WHAT YOU HAVE TO DO: Set down every record below exactly as it stands, leaving out the pictures.

═══

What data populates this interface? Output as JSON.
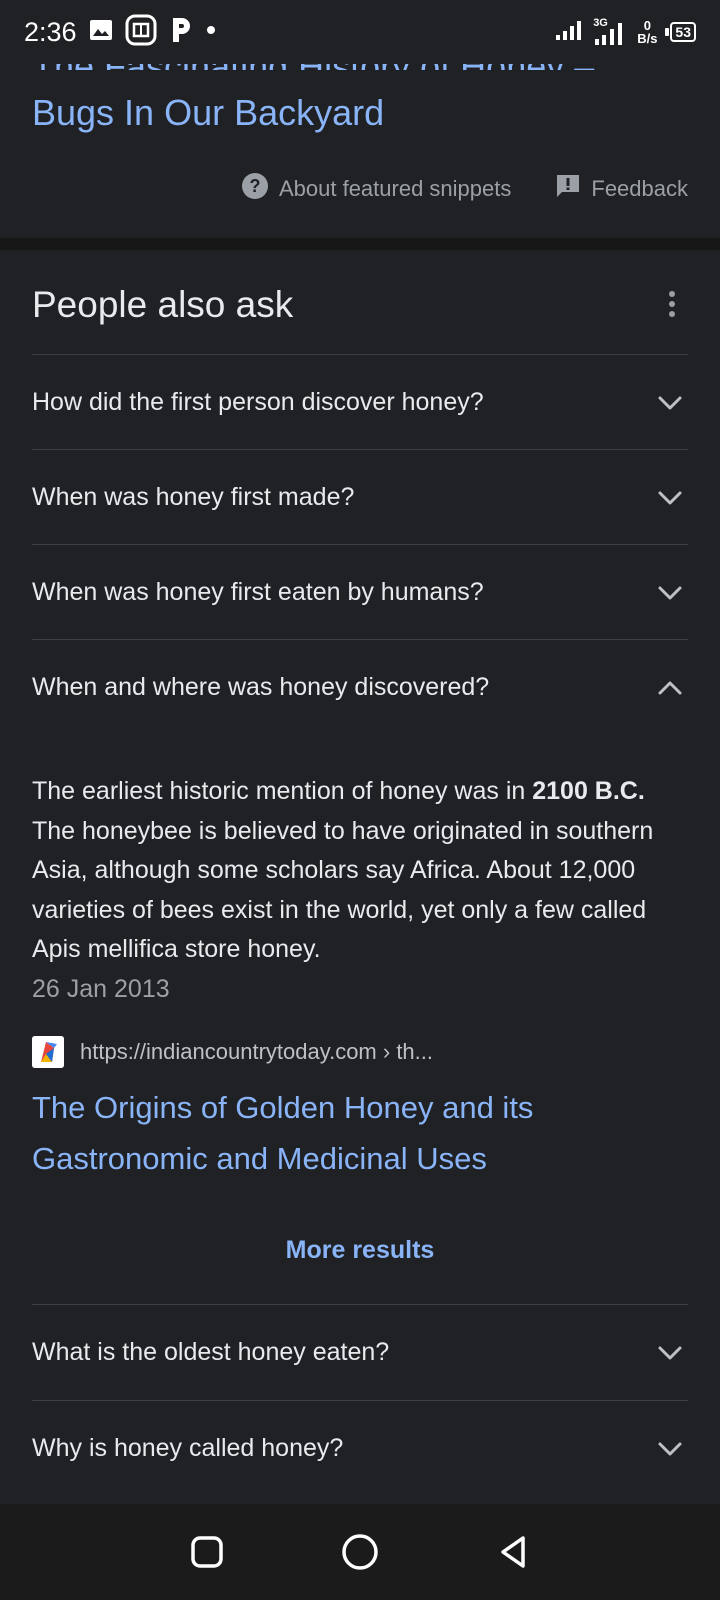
{
  "status": {
    "time": "2:36",
    "network_label": "3G",
    "speed_value": "0",
    "speed_unit": "B/s",
    "battery": "53"
  },
  "snippet": {
    "title_line1": "The Fascinating History of Honey –",
    "title_line2": "Bugs In Our Backyard",
    "about_label": "About featured snippets",
    "feedback_label": "Feedback"
  },
  "paa": {
    "heading": "People also ask",
    "questions": [
      {
        "text": "How did the first person discover honey?"
      },
      {
        "text": "When was honey first made?"
      },
      {
        "text": "When was honey first eaten by humans?"
      },
      {
        "text": "When and where was honey discovered?"
      },
      {
        "text": "What is the oldest honey eaten?"
      },
      {
        "text": "Why is honey called honey?"
      }
    ],
    "answer": {
      "text_before": "The earliest historic mention of honey was in ",
      "bold": "2100 B.C.",
      "text_after": " The honeybee is believed to have originated in southern Asia, although some scholars say Africa. About 12,000 varieties of bees exist in the world, yet only a few called Apis mellifica store honey.",
      "date": "26 Jan 2013"
    },
    "source": {
      "url": "https://indiancountrytoday.com",
      "path": " › th...",
      "title": "The Origins of Golden Honey and its Gastronomic and Medicinal Uses"
    },
    "more_results": "More results"
  },
  "nav": {
    "icons": [
      "recents-icon",
      "home-icon",
      "back-icon"
    ]
  }
}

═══

RESPONSE TO THE EXERCISE:
What data populates this interface? Output as JSON.
{
  "status": {
    "time": "2:36",
    "network_label": "3G",
    "speed_value": "0",
    "speed_unit": "B/s",
    "battery": "53"
  },
  "snippet": {
    "title_line1": "The Fascinating History of Honey –",
    "title_line2": "Bugs In Our Backyard",
    "about_label": "About featured snippets",
    "feedback_label": "Feedback"
  },
  "paa": {
    "heading": "People also ask",
    "questions": [
      {
        "text": "How did the first person discover honey?"
      },
      {
        "text": "When was honey first made?"
      },
      {
        "text": "When was honey first eaten by humans?"
      },
      {
        "text": "When and where was honey discovered?"
      },
      {
        "text": "What is the oldest honey eaten?"
      },
      {
        "text": "Why is honey called honey?"
      }
    ],
    "answer": {
      "text_before": "The earliest historic mention of honey was in ",
      "bold": "2100 B.C.",
      "text_after": " The honeybee is believed to have originated in southern Asia, although some scholars say Africa. About 12,000 varieties of bees exist in the world, yet only a few called Apis mellifica store honey.",
      "date": "26 Jan 2013"
    },
    "source": {
      "url": "https://indiancountrytoday.com",
      "path": " › th...",
      "title": "The Origins of Golden Honey and its Gastronomic and Medicinal Uses"
    },
    "more_results": "More results"
  },
  "nav": {
    "icons": [
      "recents-icon",
      "home-icon",
      "back-icon"
    ]
  }
}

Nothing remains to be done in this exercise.